=== Begin Enclosure ===
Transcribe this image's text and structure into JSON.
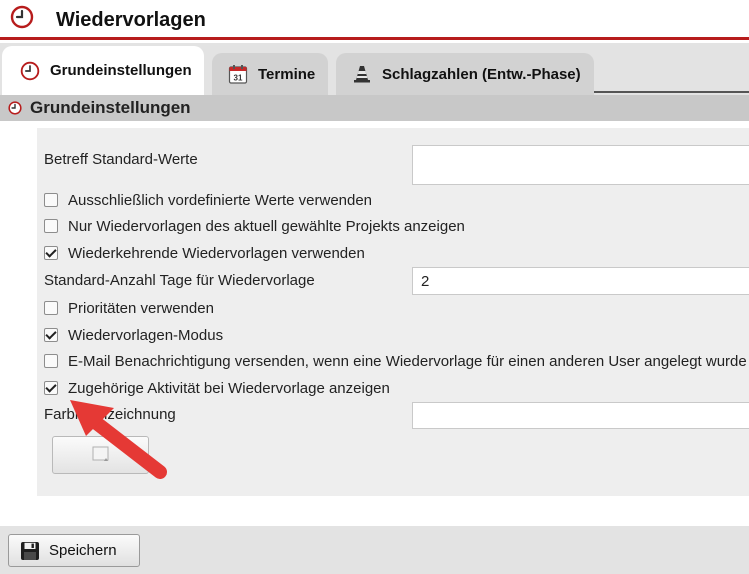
{
  "header": {
    "title": "Wiedervorlagen",
    "icon": "clock-icon"
  },
  "tabs": [
    {
      "label": "Grundeinstellungen",
      "icon": "clock-icon",
      "active": true
    },
    {
      "label": "Termine",
      "icon": "calendar-icon",
      "icon_text": "31",
      "active": false
    },
    {
      "label": "Schlagzahlen (Entw.-Phase)",
      "icon": "traffic-cone-icon",
      "active": false
    }
  ],
  "section": {
    "title": "Grundeinstellungen",
    "icon": "clock-icon"
  },
  "form": {
    "betreff_label": "Betreff Standard-Werte",
    "betreff_value": "",
    "checkboxes": [
      {
        "label": "Ausschließlich vordefinierte Werte verwenden",
        "checked": false
      },
      {
        "label": "Nur Wiedervorlagen des aktuell gewählte Projekts anzeigen",
        "checked": false
      },
      {
        "label": "Wiederkehrende Wiedervorlagen verwenden",
        "checked": true
      },
      {
        "label": "Prioritäten verwenden",
        "checked": false
      },
      {
        "label": "Wiedervorlagen-Modus",
        "checked": true
      },
      {
        "label": "E-Mail Benachrichtigung versenden, wenn eine Wiedervorlage für einen anderen User angelegt wurde",
        "checked": false
      },
      {
        "label": "Zugehörige Aktivität bei Wiedervorlage anzeigen",
        "checked": true
      }
    ],
    "tage_label": "Standard-Anzahl Tage für Wiedervorlage",
    "tage_value": "2",
    "farb_label": "Farbkennzeichnung",
    "farb_value": "",
    "color_button_icon": "color-picker-icon"
  },
  "footer": {
    "save_label": "Speichern",
    "save_icon": "floppy-disk-icon"
  },
  "colors": {
    "accent_red": "#b71c1c",
    "annotation_arrow": "#e53935",
    "tab_bg": "#d2d2d2",
    "section_bg": "#c8c8c8",
    "panel_bg": "#eeeeee"
  }
}
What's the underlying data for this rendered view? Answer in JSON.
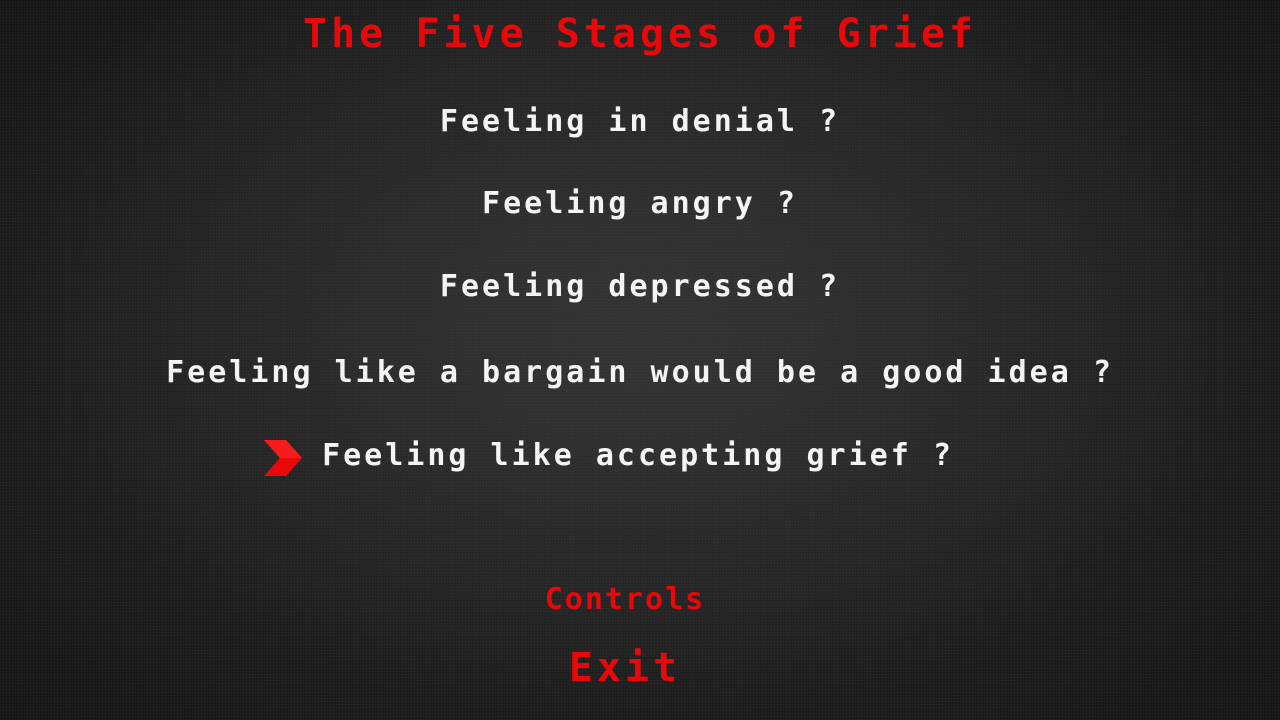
{
  "title": "The Five Stages of Grief",
  "menu": {
    "items": [
      {
        "label": "Feeling in denial ?"
      },
      {
        "label": "Feeling angry ?"
      },
      {
        "label": "Feeling depressed ?"
      },
      {
        "label": "Feeling like a bargain would be a good idea ?"
      },
      {
        "label": "Feeling like accepting grief ?"
      }
    ],
    "selected_index": 4
  },
  "footer": {
    "controls_label": "Controls",
    "exit_label": "Exit"
  },
  "icons": {
    "selector": "chevron-right-icon"
  },
  "colors": {
    "accent": "#e8080a",
    "text": "#f4f4f4",
    "background": "#1a1a1a"
  }
}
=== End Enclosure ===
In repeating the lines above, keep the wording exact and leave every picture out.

> **ANSWER FOR THIS EXERCISE**
Transcribe this image's text and structure into JSON.
{
  "header": {
    "title": "Wiedervorlagen",
    "icon": "clock-icon"
  },
  "tabs": [
    {
      "label": "Grundeinstellungen",
      "icon": "clock-icon",
      "active": true
    },
    {
      "label": "Termine",
      "icon": "calendar-icon",
      "icon_text": "31",
      "active": false
    },
    {
      "label": "Schlagzahlen (Entw.-Phase)",
      "icon": "traffic-cone-icon",
      "active": false
    }
  ],
  "section": {
    "title": "Grundeinstellungen",
    "icon": "clock-icon"
  },
  "form": {
    "betreff_label": "Betreff Standard-Werte",
    "betreff_value": "",
    "checkboxes": [
      {
        "label": "Ausschließlich vordefinierte Werte verwenden",
        "checked": false
      },
      {
        "label": "Nur Wiedervorlagen des aktuell gewählte Projekts anzeigen",
        "checked": false
      },
      {
        "label": "Wiederkehrende Wiedervorlagen verwenden",
        "checked": true
      },
      {
        "label": "Prioritäten verwenden",
        "checked": false
      },
      {
        "label": "Wiedervorlagen-Modus",
        "checked": true
      },
      {
        "label": "E-Mail Benachrichtigung versenden, wenn eine Wiedervorlage für einen anderen User angelegt wurde",
        "checked": false
      },
      {
        "label": "Zugehörige Aktivität bei Wiedervorlage anzeigen",
        "checked": true
      }
    ],
    "tage_label": "Standard-Anzahl Tage für Wiedervorlage",
    "tage_value": "2",
    "farb_label": "Farbkennzeichnung",
    "farb_value": "",
    "color_button_icon": "color-picker-icon"
  },
  "footer": {
    "save_label": "Speichern",
    "save_icon": "floppy-disk-icon"
  },
  "colors": {
    "accent_red": "#b71c1c",
    "annotation_arrow": "#e53935",
    "tab_bg": "#d2d2d2",
    "section_bg": "#c8c8c8",
    "panel_bg": "#eeeeee"
  }
}
What's the underlying data for this rendered view? Answer in JSON.
{
  "title": "The Five Stages of Grief",
  "menu": {
    "items": [
      {
        "label": "Feeling in denial ?"
      },
      {
        "label": "Feeling angry ?"
      },
      {
        "label": "Feeling depressed ?"
      },
      {
        "label": "Feeling like a bargain would be a good idea ?"
      },
      {
        "label": "Feeling like accepting grief ?"
      }
    ],
    "selected_index": 4
  },
  "footer": {
    "controls_label": "Controls",
    "exit_label": "Exit"
  },
  "icons": {
    "selector": "chevron-right-icon"
  },
  "colors": {
    "accent": "#e8080a",
    "text": "#f4f4f4",
    "background": "#1a1a1a"
  }
}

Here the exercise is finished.